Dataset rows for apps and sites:
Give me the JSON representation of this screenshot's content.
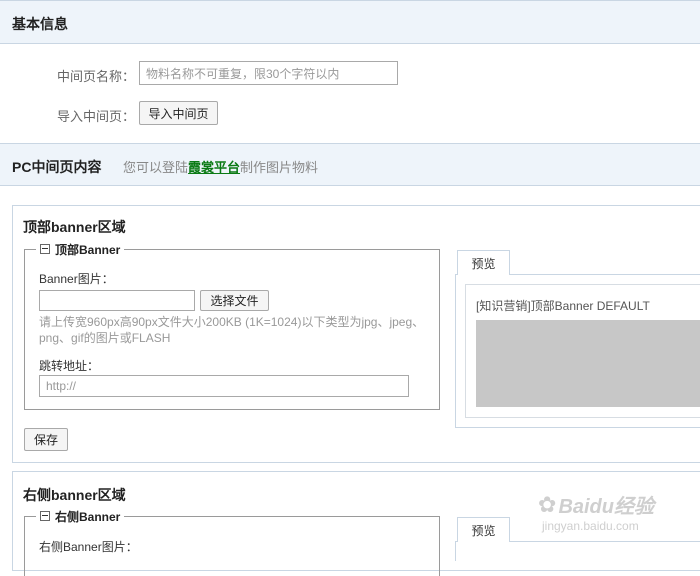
{
  "basic_info": {
    "title": "基本信息",
    "name_label": "中间页名称：",
    "name_placeholder": "物料名称不可重复，限30个字符以内",
    "import_label": "导入中间页：",
    "import_button": "导入中间页"
  },
  "pc_content": {
    "title": "PC中间页内容",
    "hint_prefix": "您可以登陆",
    "hint_link": "霞裳平台",
    "hint_suffix": "制作图片物料"
  },
  "top_banner": {
    "area_title": "顶部banner区域",
    "legend": "顶部Banner",
    "image_label": "Banner图片：",
    "choose_file": "选择文件",
    "upload_hint": "请上传宽960px高90px文件大小200KB (1K=1024)以下类型为jpg、jpeg、png、gif的图片或FLASH",
    "jump_label": "跳转地址：",
    "jump_placeholder": "http://",
    "save_button": "保存",
    "preview_tab": "预览",
    "preview_text": "[知识营销]顶部Banner DEFAULT"
  },
  "right_banner": {
    "area_title": "右侧banner区域",
    "legend": "右侧Banner",
    "image_label": "右侧Banner图片：",
    "preview_tab": "预览"
  },
  "watermark": {
    "brand": "Baidu经验",
    "url": "jingyan.baidu.com"
  }
}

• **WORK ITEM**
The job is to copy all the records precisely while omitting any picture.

• **ANSWER BOX**
Give me the JSON representation of this screenshot's content.
{
  "basic_info": {
    "title": "基本信息",
    "name_label": "中间页名称：",
    "name_placeholder": "物料名称不可重复，限30个字符以内",
    "import_label": "导入中间页：",
    "import_button": "导入中间页"
  },
  "pc_content": {
    "title": "PC中间页内容",
    "hint_prefix": "您可以登陆",
    "hint_link": "霞裳平台",
    "hint_suffix": "制作图片物料"
  },
  "top_banner": {
    "area_title": "顶部banner区域",
    "legend": "顶部Banner",
    "image_label": "Banner图片：",
    "choose_file": "选择文件",
    "upload_hint": "请上传宽960px高90px文件大小200KB (1K=1024)以下类型为jpg、jpeg、png、gif的图片或FLASH",
    "jump_label": "跳转地址：",
    "jump_placeholder": "http://",
    "save_button": "保存",
    "preview_tab": "预览",
    "preview_text": "[知识营销]顶部Banner DEFAULT"
  },
  "right_banner": {
    "area_title": "右侧banner区域",
    "legend": "右侧Banner",
    "image_label": "右侧Banner图片：",
    "preview_tab": "预览"
  },
  "watermark": {
    "brand": "Baidu经验",
    "url": "jingyan.baidu.com"
  }
}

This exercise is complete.